  • 4mg/L SO2 is needed to react with 1 mg/L oxygen, so 12.4mg/L SO2 is needed to react with the oxygen in the bottle.
  • If the wine being bottled contained 30mg/L free SO2 at bottling, almost half will be consumed by the oxygen, leaving just 17mg/L free SO2 in the bottle to provide long term protection.

Taking samples for dissolved oxygen during processing:

When taking a sample, the aim is to exclude oxygen from the sample bottle. The easiest way to achieve this is by replacing the oxygen in the bottle with an inert gas. Ideally the sample bottle should then be lowered rapidly into the tank from the top, so that the bottle sinks and the sample is drawn from the middle of the tank. Glass bottles are more efficient for this as they sink faster. If taking a sample through the tank lid is not possible, then the sample will need to be taken from the sample valve – in this case run some sample out first into a separate container and then fill the gassed sample bottle with the sample tap submerged as deep into the inert gas as possible.

Measuring the amount of oxygen that enters wine during processing operations is more easily achieved by measuring the decrease in free SO2 after each operation.

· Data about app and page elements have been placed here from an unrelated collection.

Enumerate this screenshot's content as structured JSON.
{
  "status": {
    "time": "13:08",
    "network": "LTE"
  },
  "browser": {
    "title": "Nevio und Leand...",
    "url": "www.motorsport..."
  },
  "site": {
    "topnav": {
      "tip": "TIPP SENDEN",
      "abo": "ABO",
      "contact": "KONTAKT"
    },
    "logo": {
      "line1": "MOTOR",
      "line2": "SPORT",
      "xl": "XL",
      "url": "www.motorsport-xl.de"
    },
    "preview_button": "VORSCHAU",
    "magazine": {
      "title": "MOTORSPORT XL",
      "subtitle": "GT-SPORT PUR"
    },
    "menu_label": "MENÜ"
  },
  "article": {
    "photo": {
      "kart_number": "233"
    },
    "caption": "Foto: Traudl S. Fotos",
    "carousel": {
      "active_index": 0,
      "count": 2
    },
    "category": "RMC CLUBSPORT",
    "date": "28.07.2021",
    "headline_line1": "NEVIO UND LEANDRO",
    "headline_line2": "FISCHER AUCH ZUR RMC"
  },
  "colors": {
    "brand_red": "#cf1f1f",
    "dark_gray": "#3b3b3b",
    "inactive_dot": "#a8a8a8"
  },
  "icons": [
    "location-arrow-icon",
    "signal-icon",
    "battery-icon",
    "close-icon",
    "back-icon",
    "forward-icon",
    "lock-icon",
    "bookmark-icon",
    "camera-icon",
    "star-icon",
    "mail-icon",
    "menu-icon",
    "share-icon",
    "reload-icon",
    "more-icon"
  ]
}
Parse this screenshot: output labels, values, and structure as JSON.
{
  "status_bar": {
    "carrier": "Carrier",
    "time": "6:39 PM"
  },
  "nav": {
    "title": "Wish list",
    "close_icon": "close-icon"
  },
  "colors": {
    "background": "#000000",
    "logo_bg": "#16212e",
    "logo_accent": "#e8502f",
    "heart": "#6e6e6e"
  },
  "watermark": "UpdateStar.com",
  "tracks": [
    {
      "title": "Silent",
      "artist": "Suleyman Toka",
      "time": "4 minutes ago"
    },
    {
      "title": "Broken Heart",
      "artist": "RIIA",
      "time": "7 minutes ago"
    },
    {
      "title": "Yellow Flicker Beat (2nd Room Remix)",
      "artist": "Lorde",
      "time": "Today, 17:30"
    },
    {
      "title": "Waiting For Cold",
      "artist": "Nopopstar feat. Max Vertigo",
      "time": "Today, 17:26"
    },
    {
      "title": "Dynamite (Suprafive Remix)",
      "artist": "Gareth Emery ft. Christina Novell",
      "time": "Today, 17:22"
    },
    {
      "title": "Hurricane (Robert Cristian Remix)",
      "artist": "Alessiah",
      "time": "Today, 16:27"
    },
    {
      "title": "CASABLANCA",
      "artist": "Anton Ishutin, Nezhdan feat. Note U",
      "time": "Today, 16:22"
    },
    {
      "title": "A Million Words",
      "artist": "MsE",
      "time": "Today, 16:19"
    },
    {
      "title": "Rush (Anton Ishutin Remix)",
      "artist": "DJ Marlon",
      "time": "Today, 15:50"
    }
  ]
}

Knowing free SO2 values before individual cellar operations, and then measuring the free SO2 again 4-5 days after the operation, can give a good indication of the extent of oxygen pick-up.